*** Extracted material ***

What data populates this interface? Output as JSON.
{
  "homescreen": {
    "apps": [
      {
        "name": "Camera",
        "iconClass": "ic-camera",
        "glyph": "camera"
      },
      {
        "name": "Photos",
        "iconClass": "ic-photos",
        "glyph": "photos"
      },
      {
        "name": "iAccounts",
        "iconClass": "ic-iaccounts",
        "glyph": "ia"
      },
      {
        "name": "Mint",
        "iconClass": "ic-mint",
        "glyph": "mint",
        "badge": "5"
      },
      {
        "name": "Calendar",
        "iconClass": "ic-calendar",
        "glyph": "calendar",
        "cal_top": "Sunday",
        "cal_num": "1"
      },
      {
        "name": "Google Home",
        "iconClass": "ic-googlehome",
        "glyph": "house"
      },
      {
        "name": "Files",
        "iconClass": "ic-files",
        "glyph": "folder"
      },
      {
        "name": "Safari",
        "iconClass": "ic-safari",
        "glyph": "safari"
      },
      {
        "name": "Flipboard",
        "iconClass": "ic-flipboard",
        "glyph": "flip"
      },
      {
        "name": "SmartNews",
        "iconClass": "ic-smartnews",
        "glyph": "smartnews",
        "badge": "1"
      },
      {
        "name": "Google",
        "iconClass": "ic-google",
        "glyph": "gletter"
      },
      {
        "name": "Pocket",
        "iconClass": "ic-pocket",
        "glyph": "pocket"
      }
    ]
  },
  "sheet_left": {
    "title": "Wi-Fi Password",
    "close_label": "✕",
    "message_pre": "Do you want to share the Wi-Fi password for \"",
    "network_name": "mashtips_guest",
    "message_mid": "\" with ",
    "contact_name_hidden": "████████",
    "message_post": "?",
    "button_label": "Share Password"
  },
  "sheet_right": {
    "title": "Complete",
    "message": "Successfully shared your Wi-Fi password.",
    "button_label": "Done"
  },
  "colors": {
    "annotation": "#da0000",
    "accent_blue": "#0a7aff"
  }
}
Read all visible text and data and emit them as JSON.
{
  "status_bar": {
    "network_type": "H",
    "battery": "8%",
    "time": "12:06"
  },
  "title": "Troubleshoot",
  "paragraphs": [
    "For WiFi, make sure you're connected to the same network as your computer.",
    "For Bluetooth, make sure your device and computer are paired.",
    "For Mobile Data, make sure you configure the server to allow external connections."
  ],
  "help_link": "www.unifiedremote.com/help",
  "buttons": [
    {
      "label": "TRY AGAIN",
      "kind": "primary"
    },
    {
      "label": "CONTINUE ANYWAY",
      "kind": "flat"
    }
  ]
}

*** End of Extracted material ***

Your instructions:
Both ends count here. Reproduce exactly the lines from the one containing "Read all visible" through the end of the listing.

Written response:
Read all visible text and data and emit them as JSON.
{
  "status_bar": {
    "network_type": "H",
    "battery": "8%",
    "time": "12:06"
  },
  "title": "Troubleshoot",
  "paragraphs": [
    "For WiFi, make sure you're connected to the same network as your computer.",
    "For Bluetooth, make sure your device and computer are paired.",
    "For Mobile Data, make sure you configure the server to allow external connections."
  ],
  "help_link": "www.unifiedremote.com/help",
  "buttons": [
    {
      "label": "TRY AGAIN",
      "kind": "primary"
    },
    {
      "label": "CONTINUE ANYWAY",
      "kind": "flat"
    }
  ]
}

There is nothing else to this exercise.